Efforts to maintain a vacated lot-turned-sprawling garden in Fishtown received a major boost this past week.
The Crease Street Garden, located on the 1200 block of Crease Street, has achieved its milestone of raising the $40,000 needed to trigger a challenge grant from the Penn Treaty Special Services District as part of its bigger goal to raise $100K of the $300K needed to purchase the plot of land it sits on. To this point, the garden has raised over $80,000 in total funds.
“We’re super psyched,“ said Jenni Desnouee, the treasurer of the Crease Street Garden board. “The Penn Treaty Special Services was especially generous with their grant.”
It comes after the garden partnered with the Neighborhood Gardens Trust to help the garden obtain government grants that cover a bulk of its purchase price, with the state contributing the rest. That will, in turn, ensure the garden remains non-privately-owned public land for the foreseeable future.
“They’re really a nationally recognized leader in securing permanent green space,” Desnouee said. “They’re really going to help us prepare.”
Up until 2009, the lot currently occupied by the garden was city owned, and due to a lack of upkeep, accumulated a large amount of garbage and overgrown bushes, weeds and vines. Starting that year, in conjunction with local officials, community members worked to clean up the debris and create an ornamental garden that neighbors can enjoy.
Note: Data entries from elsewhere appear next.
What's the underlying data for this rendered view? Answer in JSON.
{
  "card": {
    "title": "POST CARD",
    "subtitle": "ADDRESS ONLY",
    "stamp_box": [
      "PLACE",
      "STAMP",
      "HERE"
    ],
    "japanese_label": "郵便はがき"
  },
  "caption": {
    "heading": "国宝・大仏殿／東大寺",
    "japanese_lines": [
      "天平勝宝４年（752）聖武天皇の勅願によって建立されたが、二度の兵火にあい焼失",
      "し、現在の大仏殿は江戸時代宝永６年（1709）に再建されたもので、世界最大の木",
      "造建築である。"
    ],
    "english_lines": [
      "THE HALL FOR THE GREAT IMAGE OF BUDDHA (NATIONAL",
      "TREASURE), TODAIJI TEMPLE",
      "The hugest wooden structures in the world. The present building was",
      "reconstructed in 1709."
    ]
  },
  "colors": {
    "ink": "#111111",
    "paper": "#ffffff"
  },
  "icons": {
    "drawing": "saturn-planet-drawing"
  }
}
The garden in its current state features park benches, picnic tables, an assortment of plants and even a small collection of books. It also hosts public and private gatherings, including community cleanups and gardening events.
Yet with Fishtown continuing to experience rapid development over the years, the garden has been put in a precarious position of late. Desnouee said that ensuring the lot is recognized as a permanent green space is vital to the garden’s future, as it will be protected from outside buyers.
She also added that the community has played a vital role in maintaining the garden’s pristine appearance, ensuring it has the funds necessary to keep the garden in place long term and, most importantly, raising public awareness.
“People now are actually understanding that it’s public and it’s available for them,” Desnouee said. “And it’s really great that people want to use it.”